Money and the Constitution
The ability of banks to issue money raises some interesting questions about the nature of money and about the legal aspects of its issuance in the United States. On these topics I will now briefly digress. Money is nothing more than a common numeraire which reduces the search costs associated with conducting beneficial trades. Money is also a psychological abstraction. Literally anything can serve in this capacity as long as people are willing to accept it as a medium of exchange, if it maintains its purchasing power reasonably over time, and if it can serve as a convenient unit of measure. An official government edict is not necessary to create money.
The Constitution contains only two sections dealing with monetary issues. Section 8 permits Congress to coin money and to regulate its value. Section 10 denies states the right to coin or to print their own money. The framers clearly intended a national monetary system based on coin and for the power to regulate that system to rest only with the federal government. The delegates at the Constitutional convention rejected a clause that would have given Congress the authority to issue paper money. They also rejected a measure that would have specifically denied that ability to the federal government (Hammond, 92). Although the Constitution does not state that the federal government has the power to print paper currency, the Supreme Court in McCulloch vs Maryland (1819) ruled unanimously that the Second Bank of the United States and the banknotes it issued on behalf of the federal government were Constitutional.

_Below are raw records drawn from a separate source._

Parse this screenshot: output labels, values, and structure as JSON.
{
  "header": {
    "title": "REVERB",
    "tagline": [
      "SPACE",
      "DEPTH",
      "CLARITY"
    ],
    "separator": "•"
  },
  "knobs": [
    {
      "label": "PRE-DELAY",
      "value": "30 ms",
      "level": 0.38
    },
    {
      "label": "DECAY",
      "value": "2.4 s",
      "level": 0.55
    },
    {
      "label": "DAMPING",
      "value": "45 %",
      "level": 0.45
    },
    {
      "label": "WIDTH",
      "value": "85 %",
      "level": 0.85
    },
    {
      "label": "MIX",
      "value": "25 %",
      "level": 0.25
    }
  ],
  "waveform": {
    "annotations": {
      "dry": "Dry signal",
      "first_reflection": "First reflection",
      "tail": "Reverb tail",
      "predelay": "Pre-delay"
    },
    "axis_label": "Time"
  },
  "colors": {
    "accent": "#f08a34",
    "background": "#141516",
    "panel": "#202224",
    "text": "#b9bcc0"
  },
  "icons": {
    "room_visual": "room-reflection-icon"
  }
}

If the federal government only is permitted to issue money, coin or paper, then how could state banks issue money? State banks did not coin money, nor did they print any "official" national currency. However, state banks could print bills of credit in exchange for specie deposits. These notes would bear the issuing bank's name and entitle the bearer to the note's face value in gold or silver upon presentation to the bank. State bank notes were a form of representative money; they were not gold or silver, but they represented it. The notes were more convenient for conducting large transactions than their specie counterparts, and, more importantly for the extension of credit, could be produced easily whereas the gold and silver stock of the nation was relatively small and for the most part declining (Hixson, 12-13). The Supreme Court ruled in 1837 in Briscoe vs Bank of Kentucky that state banks and the notes they issued were also constitutional.
One potential problem with such a system is that banks may issue notes far in excess of their specie deposits. Customers appeared from time to time wanting to exchange their banknotes for specie. The banks, of course, made allowances for this by keeping some of the specie on hand at all times. If the specie/banknote ratio was too low, even a small unexpected increase in the withdrawal rate could force the bank into insolvency. Remaining depositors who had not withdrawn their specie would be left with worthless banknotes.
The public accounted for this risk of non-redemption by discounting the notes of banks that were considered risky. For example, a $20 banknote issued by a bank with a reputation of redemption problems might carry a 5 percent discount off its face value. In other words, a local merchant might only give a customer $19 worth of goods for a $20 note with the difference compensating the merchant for the risk of accepting the banknote. Discounts on notes among functioning banks ranged from about 95 percent for the riskiest banks to zero for banks with a high degree of public confidence. On the advent of the free banking era, there were 712 state banks in operation in the United States, each with its own currency (Kidwell, 59). Imagine the difficulty for a local merchant in tracking the riskiness and value of perhaps dozens of different banknotes in addition to the other concerns of his business.